WORK REQUIRED: Using the material below, work out how many lines contain the word "date". Reply with the number and nothing more.

DATA FOR ANALYSIS Start Marker

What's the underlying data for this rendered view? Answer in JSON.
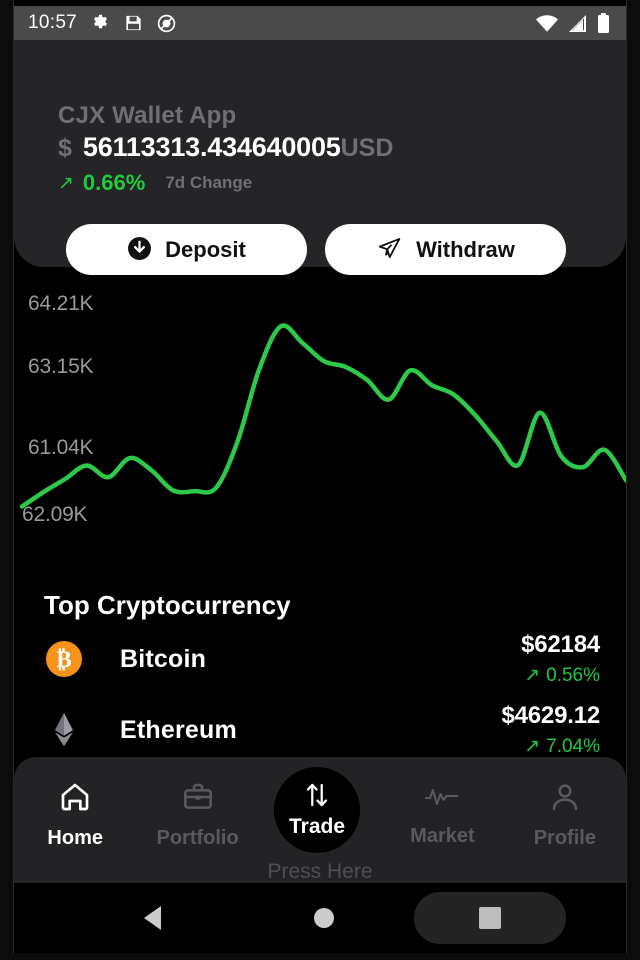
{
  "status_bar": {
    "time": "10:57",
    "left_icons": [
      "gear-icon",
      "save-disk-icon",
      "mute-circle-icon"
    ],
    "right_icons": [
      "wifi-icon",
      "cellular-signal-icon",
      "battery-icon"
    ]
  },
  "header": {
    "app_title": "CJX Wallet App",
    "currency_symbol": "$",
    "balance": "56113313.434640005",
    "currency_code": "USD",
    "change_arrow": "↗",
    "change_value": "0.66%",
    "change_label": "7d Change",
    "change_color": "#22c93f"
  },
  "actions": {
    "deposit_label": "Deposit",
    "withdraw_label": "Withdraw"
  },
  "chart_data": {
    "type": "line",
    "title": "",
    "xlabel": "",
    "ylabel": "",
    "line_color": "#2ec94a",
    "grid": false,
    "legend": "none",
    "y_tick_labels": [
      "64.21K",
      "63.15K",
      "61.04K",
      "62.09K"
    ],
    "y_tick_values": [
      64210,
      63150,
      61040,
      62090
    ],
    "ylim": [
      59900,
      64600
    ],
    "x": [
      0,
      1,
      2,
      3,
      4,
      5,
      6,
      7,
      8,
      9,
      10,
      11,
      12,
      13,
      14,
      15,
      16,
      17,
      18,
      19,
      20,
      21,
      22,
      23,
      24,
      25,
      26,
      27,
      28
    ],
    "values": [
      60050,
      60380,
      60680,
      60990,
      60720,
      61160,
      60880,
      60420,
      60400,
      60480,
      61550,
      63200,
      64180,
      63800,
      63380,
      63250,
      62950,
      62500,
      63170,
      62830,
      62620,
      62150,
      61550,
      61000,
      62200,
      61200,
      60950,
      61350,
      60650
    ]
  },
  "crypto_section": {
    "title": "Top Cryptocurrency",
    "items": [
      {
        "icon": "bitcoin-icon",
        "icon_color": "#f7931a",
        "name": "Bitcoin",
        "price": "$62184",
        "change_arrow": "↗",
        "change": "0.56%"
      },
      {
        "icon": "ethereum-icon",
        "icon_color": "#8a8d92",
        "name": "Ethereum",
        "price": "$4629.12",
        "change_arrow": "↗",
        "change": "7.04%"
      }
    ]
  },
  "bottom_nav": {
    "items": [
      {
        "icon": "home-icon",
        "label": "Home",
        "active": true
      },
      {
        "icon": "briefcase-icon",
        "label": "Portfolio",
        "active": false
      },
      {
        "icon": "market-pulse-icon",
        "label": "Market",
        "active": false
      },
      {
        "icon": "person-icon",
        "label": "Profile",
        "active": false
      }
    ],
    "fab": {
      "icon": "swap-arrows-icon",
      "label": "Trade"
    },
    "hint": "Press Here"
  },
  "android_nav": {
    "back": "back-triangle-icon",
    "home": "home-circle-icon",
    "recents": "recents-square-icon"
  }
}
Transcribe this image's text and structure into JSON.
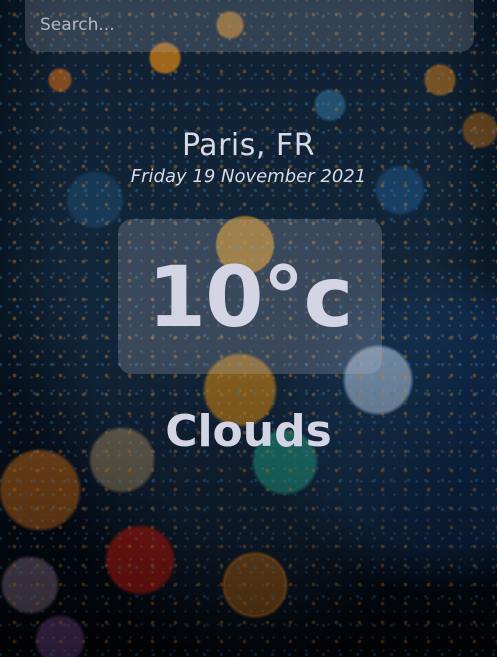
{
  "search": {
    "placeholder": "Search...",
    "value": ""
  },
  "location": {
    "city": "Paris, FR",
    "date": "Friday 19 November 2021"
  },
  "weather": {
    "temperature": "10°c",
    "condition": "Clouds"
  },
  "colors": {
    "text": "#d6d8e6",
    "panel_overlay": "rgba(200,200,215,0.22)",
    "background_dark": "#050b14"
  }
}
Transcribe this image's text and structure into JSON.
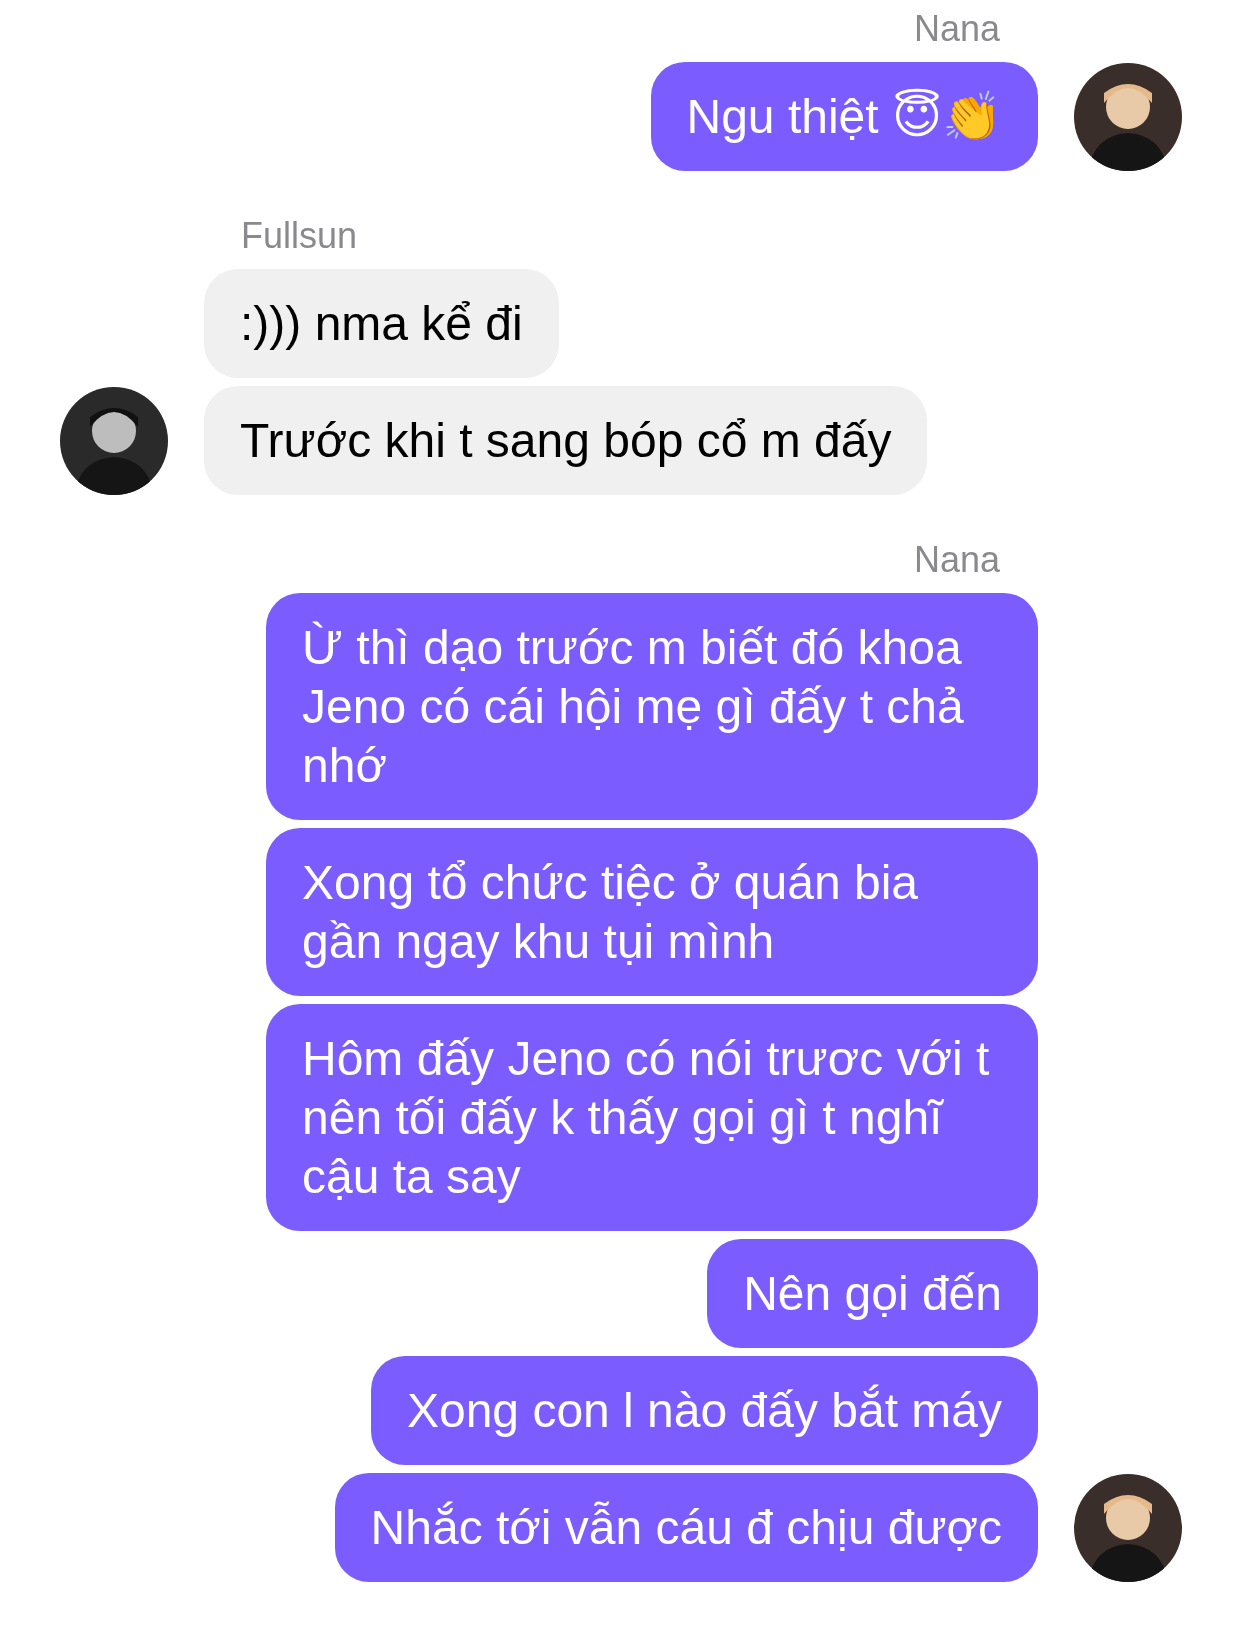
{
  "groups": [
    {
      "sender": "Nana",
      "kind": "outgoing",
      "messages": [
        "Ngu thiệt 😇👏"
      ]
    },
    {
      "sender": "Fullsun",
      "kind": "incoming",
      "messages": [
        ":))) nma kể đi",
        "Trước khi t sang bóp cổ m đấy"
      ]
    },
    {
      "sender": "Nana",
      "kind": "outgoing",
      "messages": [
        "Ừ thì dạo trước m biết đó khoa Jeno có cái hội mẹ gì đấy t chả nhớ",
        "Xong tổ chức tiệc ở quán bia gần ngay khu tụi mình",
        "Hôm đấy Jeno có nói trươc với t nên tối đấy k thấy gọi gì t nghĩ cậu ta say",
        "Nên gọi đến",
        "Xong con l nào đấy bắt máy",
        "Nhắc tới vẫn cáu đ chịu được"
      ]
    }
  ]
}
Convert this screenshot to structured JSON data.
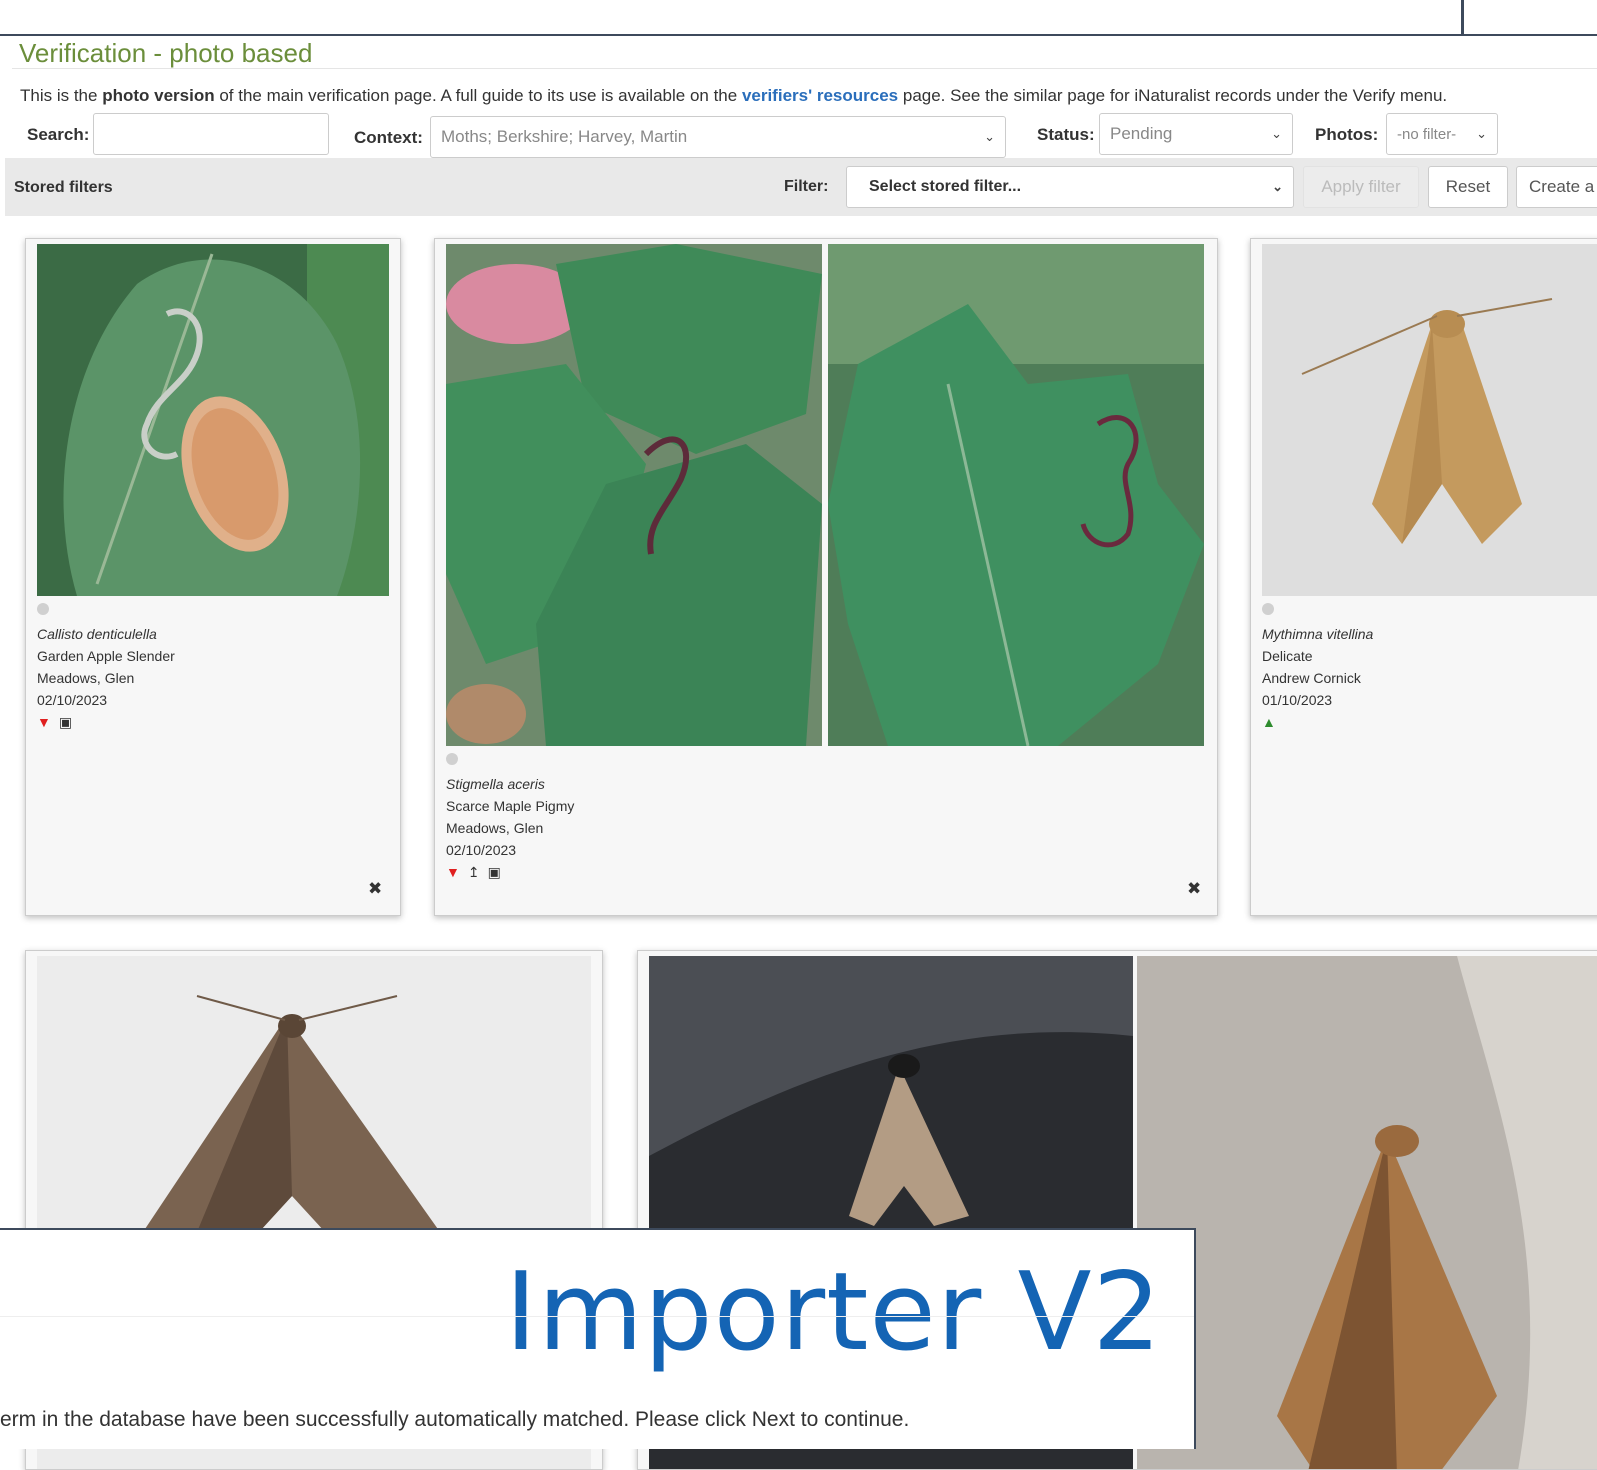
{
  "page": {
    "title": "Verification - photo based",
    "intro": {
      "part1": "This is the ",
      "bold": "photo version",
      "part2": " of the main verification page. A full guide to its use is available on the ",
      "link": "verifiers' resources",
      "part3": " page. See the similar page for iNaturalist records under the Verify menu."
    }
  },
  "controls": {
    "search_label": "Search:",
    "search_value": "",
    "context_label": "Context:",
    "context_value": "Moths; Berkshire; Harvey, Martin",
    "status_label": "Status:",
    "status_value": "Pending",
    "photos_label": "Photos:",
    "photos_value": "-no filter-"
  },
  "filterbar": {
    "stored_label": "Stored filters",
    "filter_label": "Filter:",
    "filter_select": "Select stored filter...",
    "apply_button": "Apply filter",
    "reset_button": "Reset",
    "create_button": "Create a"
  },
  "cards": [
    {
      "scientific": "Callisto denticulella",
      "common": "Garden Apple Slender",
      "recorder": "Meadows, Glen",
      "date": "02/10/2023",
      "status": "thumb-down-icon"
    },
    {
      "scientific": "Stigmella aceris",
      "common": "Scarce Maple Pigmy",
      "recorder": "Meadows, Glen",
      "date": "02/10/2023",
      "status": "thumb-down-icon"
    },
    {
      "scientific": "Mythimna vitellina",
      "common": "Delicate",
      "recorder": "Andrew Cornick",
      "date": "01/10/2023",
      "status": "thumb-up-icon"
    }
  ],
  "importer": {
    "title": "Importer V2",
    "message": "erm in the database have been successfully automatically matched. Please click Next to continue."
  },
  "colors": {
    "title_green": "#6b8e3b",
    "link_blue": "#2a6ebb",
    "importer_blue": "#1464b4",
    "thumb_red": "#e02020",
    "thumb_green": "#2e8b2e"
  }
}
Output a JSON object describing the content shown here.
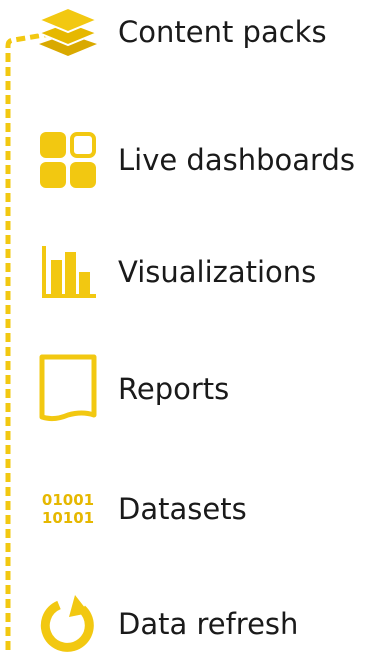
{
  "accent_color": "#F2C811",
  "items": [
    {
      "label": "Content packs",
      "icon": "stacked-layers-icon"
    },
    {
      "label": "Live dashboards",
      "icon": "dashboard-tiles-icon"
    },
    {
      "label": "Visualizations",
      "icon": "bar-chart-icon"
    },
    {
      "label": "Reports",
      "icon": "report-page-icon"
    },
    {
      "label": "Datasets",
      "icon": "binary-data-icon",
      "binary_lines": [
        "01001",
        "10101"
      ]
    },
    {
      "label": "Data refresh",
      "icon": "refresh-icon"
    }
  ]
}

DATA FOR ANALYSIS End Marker

TASK OUTPUT: 4